Google’s Nexus Tablet makes very strong use of Google services. With Drive, you can store and edit all of your documents, drawings, spreadsheets, and presentations. With Calendar, you can keep track of your agenda. With Gmail, you can stay informed of conversations with friends and colleagues. With Plus, you can follow and stay informed about the contacts and topics that you find most important. You can use Google Maps to navigate and find out what’s going on in your locality. Google’s tablet includes all of these dedicated apps and others to give you a lot of productivity options at the time of purchase.
- Google Now
Google Now is the default search engine interface in the latest version of Android. It adds value to your searches by predicting and presenting information that you need when and where you need it. For instance, if you do a search on an upcoming flight, it will track that flight and automatically present information related to it to you in Now. If you search on a location, it will show you a map of that site with a link to navigate to it. If you have an upcoming meeting, it will remind you about the meeting, and tell you when you have to leave to be there on time. You can turn on or off any of these notifications, called cards in Now.
- Sharing data between apps
You can easily share data like pictures between applications on Android. If you are in the Flipboard app and you see a picture that you’d like to post to Pinterest, you can do it easily just by installing both apps. From the image you’d like to share in Flipboard, touch the share button, choose Pinterest from the list of installed applications that understand pictures, and finish the share in the Pinterest app.
- Notifications and Quick Settings Bar

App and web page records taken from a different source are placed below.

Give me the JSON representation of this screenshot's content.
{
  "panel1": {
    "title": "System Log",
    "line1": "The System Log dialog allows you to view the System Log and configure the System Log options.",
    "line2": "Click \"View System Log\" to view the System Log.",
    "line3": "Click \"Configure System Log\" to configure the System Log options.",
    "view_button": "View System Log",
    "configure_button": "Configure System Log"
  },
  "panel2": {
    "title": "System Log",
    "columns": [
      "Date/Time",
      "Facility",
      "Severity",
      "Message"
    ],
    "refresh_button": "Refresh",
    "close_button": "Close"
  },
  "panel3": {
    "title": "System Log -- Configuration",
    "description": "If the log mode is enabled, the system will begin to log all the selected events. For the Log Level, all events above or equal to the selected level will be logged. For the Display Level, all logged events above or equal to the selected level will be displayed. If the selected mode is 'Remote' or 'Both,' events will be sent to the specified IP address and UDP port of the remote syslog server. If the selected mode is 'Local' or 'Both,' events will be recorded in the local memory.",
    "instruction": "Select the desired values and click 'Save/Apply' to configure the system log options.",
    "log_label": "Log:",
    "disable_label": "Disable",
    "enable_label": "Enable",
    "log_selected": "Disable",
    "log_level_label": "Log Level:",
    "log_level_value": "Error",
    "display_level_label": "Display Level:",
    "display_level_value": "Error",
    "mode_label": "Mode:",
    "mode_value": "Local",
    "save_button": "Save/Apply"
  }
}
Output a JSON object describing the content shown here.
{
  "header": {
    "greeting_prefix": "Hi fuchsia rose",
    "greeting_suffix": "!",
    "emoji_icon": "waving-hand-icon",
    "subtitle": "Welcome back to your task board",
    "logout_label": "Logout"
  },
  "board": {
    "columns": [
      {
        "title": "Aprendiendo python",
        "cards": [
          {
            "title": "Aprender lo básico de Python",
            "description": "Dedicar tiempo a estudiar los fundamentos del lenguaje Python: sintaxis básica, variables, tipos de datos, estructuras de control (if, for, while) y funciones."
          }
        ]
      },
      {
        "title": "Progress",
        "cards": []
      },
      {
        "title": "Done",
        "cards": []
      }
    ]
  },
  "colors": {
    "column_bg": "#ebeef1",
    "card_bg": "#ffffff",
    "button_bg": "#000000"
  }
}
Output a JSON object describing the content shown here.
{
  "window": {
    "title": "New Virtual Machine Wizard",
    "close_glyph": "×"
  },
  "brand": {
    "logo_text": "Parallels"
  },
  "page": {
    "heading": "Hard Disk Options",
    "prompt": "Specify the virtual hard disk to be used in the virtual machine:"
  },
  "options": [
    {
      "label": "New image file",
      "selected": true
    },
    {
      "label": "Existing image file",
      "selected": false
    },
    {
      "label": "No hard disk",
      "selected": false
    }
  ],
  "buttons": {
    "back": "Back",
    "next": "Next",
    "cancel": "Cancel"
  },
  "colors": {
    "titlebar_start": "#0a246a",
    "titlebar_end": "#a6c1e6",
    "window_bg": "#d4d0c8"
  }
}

You not only get notified in Android when you get email, but you have the ability to expand that notification to preview the content of the email without ever leaving the notification dropdown. The latest version of Android also has a quick settings palette to quickly toggle wifi, sound, and other sensors. Here’s a basic overview of notifications from Google.
- Specifications for the Nexus 7
In closing, LeMasney shared the specifications of the Nexus 7 (https://play.google.com/store/devices/details?id=nexus_7_16gb)Screen:
7″ 1280×800 HD display (216 ppi)
Back-lit IPS display
Scratch-resistant Corning® glassCamera:
1.2MP front-facing cameraSize:
198.5 x 120 x 10.45mmWeight:
WiFi 802.11 b/g/n
NFC (Android Beam)Memory:
16 GB internal storage (actual formatted capacity will be less)
1 GB RAMUSB
4325 mAH (Up to 8 hours of active use)OS:
Android 4.1 (Jelly Bean)CPU:
NVIDIA® Tegra® 3 quad-core processorSensors:
NFC (Android Beam)
Here is the presentation from the talk: https://docs.google.com/presentation/d/101_pg1qI4OuGjN-jGMuZU3tIRgUyPjI2aXvsx1MRL9I/edit?usp=sharing
Here is the screencast from the talk: